Erin B. Taylor
Research Associate at DERC, RMIT, Melbourne
Managing Editor at PopAnth: Hot Buttered Humanity
I am an economic anthropologist with an aesthetic sensibility. My main areas of interest are material culture, consumption, financial behaviours, use of technology, and public communication. I’m British-Australian, and I speak fluent English and Spanish, conversational Portuguese, and a smattering of French and Haitian Creole.
When I first entered the hallowed halls of university in 1996 I enrolled in a fine art degree. Various people questioned by choice, but it turned out to be one of the best decisions I have ever made. Studying art theory and creating installations trained me to conceptualize, design, and produce my own projects from beginning to end. It allowed me to research anything I wanted in the creation of a work of art. It taught me to think outside the box. Not wanting to be an artist or an art teacher, however, I had to move on to greener pastures. But to where?
After a week of taking a course in anthropology, I had my answer. As the study of “humankind in all times and places,” anthropology, like art, gave me the scope to think big. I knew without a doubt that I would go on to pursue a PhD in anthropology.
And I did. In 2003, after a stint of working in the UK, I enrolled in a PhD at the University of Sydney under the supervision of Professor Diane Austin-Broos. As an undergraduate I had spent three months in Chile, so I decided to head to a Spanish-speaking country in order to put my language skills to use. For fifteen months I lived in Santo Domingo, Dominican Republic, spending most of my time living in a squatter settlement.
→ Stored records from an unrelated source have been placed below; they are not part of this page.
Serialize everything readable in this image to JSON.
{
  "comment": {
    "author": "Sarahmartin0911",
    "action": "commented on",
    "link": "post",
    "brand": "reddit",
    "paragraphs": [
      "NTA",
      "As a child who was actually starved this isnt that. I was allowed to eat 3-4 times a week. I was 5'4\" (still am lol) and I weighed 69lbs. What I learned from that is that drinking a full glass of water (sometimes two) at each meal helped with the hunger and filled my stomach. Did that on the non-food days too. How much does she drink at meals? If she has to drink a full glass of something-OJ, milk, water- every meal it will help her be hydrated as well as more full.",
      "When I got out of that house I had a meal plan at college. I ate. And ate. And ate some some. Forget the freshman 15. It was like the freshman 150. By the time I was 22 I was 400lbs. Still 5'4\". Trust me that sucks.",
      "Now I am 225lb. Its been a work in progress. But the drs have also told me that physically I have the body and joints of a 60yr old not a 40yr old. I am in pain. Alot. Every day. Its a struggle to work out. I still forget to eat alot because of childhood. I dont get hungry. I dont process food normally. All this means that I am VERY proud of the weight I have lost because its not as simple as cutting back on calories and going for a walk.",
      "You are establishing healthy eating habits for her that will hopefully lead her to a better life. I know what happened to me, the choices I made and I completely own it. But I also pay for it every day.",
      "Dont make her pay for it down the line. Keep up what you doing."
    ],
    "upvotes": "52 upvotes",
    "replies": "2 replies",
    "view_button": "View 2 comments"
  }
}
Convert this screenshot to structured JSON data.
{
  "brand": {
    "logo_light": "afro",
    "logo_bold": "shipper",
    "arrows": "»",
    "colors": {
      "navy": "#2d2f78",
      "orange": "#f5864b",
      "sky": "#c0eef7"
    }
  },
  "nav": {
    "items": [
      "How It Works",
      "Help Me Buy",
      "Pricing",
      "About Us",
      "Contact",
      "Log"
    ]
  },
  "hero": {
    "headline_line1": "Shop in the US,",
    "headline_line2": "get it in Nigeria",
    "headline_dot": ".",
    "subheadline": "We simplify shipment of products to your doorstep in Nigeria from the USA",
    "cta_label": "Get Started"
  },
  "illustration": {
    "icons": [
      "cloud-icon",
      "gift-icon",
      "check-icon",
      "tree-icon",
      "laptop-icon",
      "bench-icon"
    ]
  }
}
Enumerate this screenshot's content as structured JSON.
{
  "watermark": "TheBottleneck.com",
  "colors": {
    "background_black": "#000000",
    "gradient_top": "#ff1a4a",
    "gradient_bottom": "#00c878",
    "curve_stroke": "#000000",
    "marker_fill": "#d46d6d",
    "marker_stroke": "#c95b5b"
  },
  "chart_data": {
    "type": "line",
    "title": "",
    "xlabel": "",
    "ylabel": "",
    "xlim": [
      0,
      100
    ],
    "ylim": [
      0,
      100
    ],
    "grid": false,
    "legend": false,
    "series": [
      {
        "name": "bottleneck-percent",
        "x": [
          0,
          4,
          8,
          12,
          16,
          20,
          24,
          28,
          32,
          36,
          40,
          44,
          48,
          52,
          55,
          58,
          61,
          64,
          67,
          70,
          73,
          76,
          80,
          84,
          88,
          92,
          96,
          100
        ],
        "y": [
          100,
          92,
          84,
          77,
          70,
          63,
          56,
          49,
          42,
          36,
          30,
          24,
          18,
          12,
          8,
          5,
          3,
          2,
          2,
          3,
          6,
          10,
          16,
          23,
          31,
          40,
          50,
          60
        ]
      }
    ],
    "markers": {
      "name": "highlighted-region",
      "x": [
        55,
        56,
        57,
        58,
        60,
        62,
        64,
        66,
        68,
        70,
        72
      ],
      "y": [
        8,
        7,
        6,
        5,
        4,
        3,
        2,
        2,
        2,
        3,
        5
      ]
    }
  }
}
My thesis, Abajo el Puente: Place and the Politics of Progress in Santo Domingo (2009), examines how barrio residents use their material environment to cope with their poverty and build futures. My thesis has since been turned into a book, Materializing Poverty: How the Poor Transform their Lives (2013, AltaMira). I am also the editor of Fieldwork Identities in the Caribbean (2010, Caribbean Studies Press).
Before submitting my PhD thesis, I landed full-time work lecturing in the Department of Anthropology at The University of Sydney, Australia from January 2008-December 2010, teaching across the Global Studies degree, Anthropology Honours, Reading Ethnography, Economic Anthropology, Urban Anthropology, and Introductory Anthropology.
From 2010-2012 I worked with with Dr. Heather Horst and Dr. Espelencia Baptiste on a project called Mobiles, Migrants and Money: A Study of Mobility in the Dominican Republic and Haiti, funded by the Institute for Money, Technology and Financial Inclusion (IMTFI) at the University of California, Irvine. Our mission was to find out how Haitians were using both formal and informal financial services, then investigate the adoption of the new mobile money services introduced after the earthquake. We produced two major reports detailing Haiti’s financial ecology and money practices.
An exciting outcome of the research was our surprise collaboration with the British Museum. We collected money-related objects from Haiti, which were displayed in the Museum’s Citi Money Gallery when it was re-launched in 2012. One of our artefacts was even featured on the Museum’s giant posters in the London Underground.
In July 2011 I took up the position of postdoctoral research fellow at the Instituto de Ciências Sociais at the Universidade de Lisboa, Portugal. This research-only position saw me returning to the field, this time to the border of Haiti and the Dominican Republic, with Gawain Lynch and Heather Horst. We looked into material and cultural differences between the towns on either side of the border and how locals used mobile phones to mitigate, or take advantage of, some of these differences.
I’m a strong believer in public communication. Noting a lack of publishing platforms for anthropology, Gawain Lynch, John McCreery and I launched PopAnth: Hot Buttered Humanity in September 2012. Since then, the site has attracted well over a quarter of a million visitors. One of our main objectives is pedagogical. We provide editorial guidance to anyone who wishes to write popular anthropological articles. We also promote popular anthropology generally through our use of social media.
My current adventure involves trying to figure out how economists are taught to think. I’ve enrolled in a graduate diploma in economics through LSE, so this summer you can find me bushing up on algebra and statistics while sipping a caipirinha on the balcony of my beach-side apartment in Portugal.